▶ _Task to carry out_
Looking through the records below, please work out how many lines contain "circle". Give only that number.
[Source data]
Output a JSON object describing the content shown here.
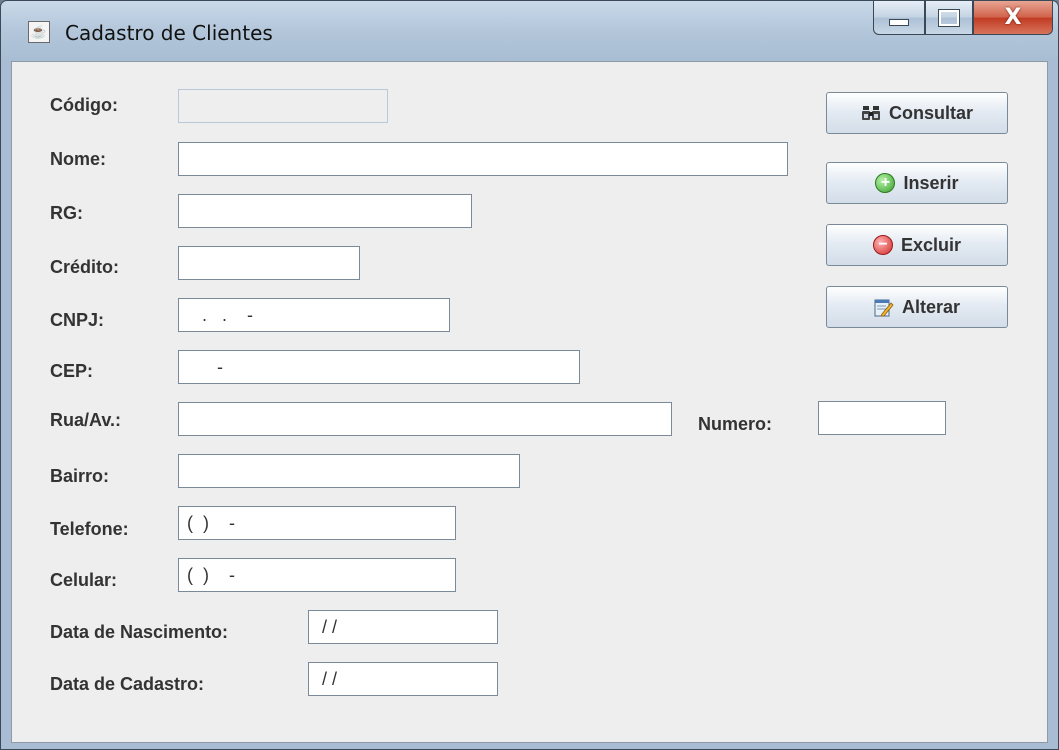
{
  "window": {
    "title": "Cadastro de Clientes",
    "app_icon": "java-coffee-icon",
    "close_glyph": "X"
  },
  "form": {
    "codigo": {
      "label": "Código:",
      "value": ""
    },
    "nome": {
      "label": "Nome:",
      "value": ""
    },
    "rg": {
      "label": "RG:",
      "value": ""
    },
    "credito": {
      "label": "Crédito:",
      "value": ""
    },
    "cnpj": {
      "label": "CNPJ:",
      "value": "   .   .    -"
    },
    "cep": {
      "label": "CEP:",
      "value": "      -"
    },
    "rua": {
      "label": "Rua/Av.:",
      "value": ""
    },
    "numero": {
      "label": "Numero:",
      "value": ""
    },
    "bairro": {
      "label": "Bairro:",
      "value": ""
    },
    "telefone": {
      "label": "Telefone:",
      "value": "(  )    -"
    },
    "celular": {
      "label": "Celular:",
      "value": "(  )    -"
    },
    "data_nascimento": {
      "label": "Data de Nascimento:",
      "value": " / /"
    },
    "data_cadastro": {
      "label": "Data de Cadastro:",
      "value": " / /"
    }
  },
  "buttons": {
    "consultar": {
      "label": "Consultar",
      "icon": "binoculars-icon"
    },
    "inserir": {
      "label": "Inserir",
      "icon": "add-circle-icon"
    },
    "excluir": {
      "label": "Excluir",
      "icon": "remove-circle-icon"
    },
    "alterar": {
      "label": "Alterar",
      "icon": "edit-document-icon"
    }
  },
  "colors": {
    "panel_background": "#eeeeee",
    "add_icon": "#3aa02c",
    "remove_icon": "#d22a2a"
  }
}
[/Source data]
▶ _Task response_
2